[[Updated 1:30 pm with investor name]] Cell Therapeutics has been slashing costs to keep its doors open this year, and now it has found a source of new capital to keep going at least a little while longer. The Seattle biotech company (NASDAQ: CTIC) said today it has pulled in $15 million from a single institutional investor.
The deal will provide this investor—Cranshire Capital, according to this regulatory filing—with shares of preferred stock in the company. The investor will also have the right to buy more preferred stock with a stated value of $5 million within the next 60 days, the company said. Rodman & Renshaw acted as the placement agent on the deal.
This amount of cash clearly means a lot at this stage of the game. Before today, Cell Therapeutics has said it only had enough money to last through May. Even to stay alive as long as it has, the company has made significant cuts by closing its Italian research center and eliminating 62 jobs there, cutting another 34 jobs in the U.S., and selling off its 50 percent ownership stake in the lymphoma drug Zevalin. The company is now pinning its hopes on winning FDA approval to sell pixantrone, a drug for non-Hodgkin’s lymphoma, by the end of 2009. The company says it plans to present positive data from a clinical trial of that drug at the American Society of Clinical Oncology’s annual meeting in late May and early June.
“It’s important in this marketplace to have an investor come in and make a substantial purchase of stock,” said Ed Bell, a company spokesman.

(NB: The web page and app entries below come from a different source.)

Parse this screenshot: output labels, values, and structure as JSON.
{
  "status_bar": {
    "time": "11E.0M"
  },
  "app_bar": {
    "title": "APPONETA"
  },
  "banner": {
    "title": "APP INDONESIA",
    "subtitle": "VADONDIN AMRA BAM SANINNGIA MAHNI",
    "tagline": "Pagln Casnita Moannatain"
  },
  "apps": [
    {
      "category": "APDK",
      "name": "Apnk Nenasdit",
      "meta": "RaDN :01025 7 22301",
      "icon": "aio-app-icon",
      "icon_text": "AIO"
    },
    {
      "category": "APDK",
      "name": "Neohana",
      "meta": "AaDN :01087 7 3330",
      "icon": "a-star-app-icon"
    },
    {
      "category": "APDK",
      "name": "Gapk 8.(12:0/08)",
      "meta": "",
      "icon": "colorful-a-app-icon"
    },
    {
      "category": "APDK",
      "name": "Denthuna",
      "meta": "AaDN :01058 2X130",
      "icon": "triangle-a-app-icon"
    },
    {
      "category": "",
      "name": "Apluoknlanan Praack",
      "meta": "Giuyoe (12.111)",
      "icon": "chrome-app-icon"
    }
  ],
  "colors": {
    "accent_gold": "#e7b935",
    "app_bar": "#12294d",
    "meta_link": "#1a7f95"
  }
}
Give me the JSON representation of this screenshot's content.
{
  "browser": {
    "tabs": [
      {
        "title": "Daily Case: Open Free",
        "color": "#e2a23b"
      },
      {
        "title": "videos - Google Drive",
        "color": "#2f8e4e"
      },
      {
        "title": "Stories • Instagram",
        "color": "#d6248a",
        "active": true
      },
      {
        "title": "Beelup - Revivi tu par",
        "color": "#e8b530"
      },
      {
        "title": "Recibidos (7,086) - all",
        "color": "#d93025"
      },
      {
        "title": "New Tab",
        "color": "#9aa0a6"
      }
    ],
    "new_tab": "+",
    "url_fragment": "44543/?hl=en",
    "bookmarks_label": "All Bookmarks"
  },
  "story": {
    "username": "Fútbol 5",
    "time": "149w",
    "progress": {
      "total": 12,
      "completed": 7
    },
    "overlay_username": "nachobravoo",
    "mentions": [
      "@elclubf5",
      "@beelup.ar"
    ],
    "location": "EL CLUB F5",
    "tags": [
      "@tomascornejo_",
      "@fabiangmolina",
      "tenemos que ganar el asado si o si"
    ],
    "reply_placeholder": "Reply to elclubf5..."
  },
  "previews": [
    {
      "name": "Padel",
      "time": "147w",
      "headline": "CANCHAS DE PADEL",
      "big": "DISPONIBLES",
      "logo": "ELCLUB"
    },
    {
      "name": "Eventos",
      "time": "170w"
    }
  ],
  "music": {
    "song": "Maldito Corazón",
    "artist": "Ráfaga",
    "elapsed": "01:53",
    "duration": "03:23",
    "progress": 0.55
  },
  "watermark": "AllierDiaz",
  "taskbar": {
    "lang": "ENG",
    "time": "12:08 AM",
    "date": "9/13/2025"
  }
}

As of last month, the company had 85 employees, and plans to bring down its cash spending rate to $2.1 million a month in the second half of this year. If Cell Therapeutics can keep its expenses that low as it prepares its pixantrone application to the FDA, then simple math says the latest round of financing could keep the company operating at least another seven months. But since the second half hasn’t yet begun, Bell wouldn’t go so far as to say the new capital will last that long, or that it will last until the company hears a verdict on FDA approval of pixantrone. The company hopes to form a partnership with a larger drugmaker to help with commercializing pixantrone, and Swiss drug giant has an option to form a partnership, which, if exercised, could bring in $7.5 million upfront to Cell Therapeutics, Bell says.
Cell Therapeutics shares fell 19 percent, to 31 cents, on heavier-than-average trading after today’s deal was announced.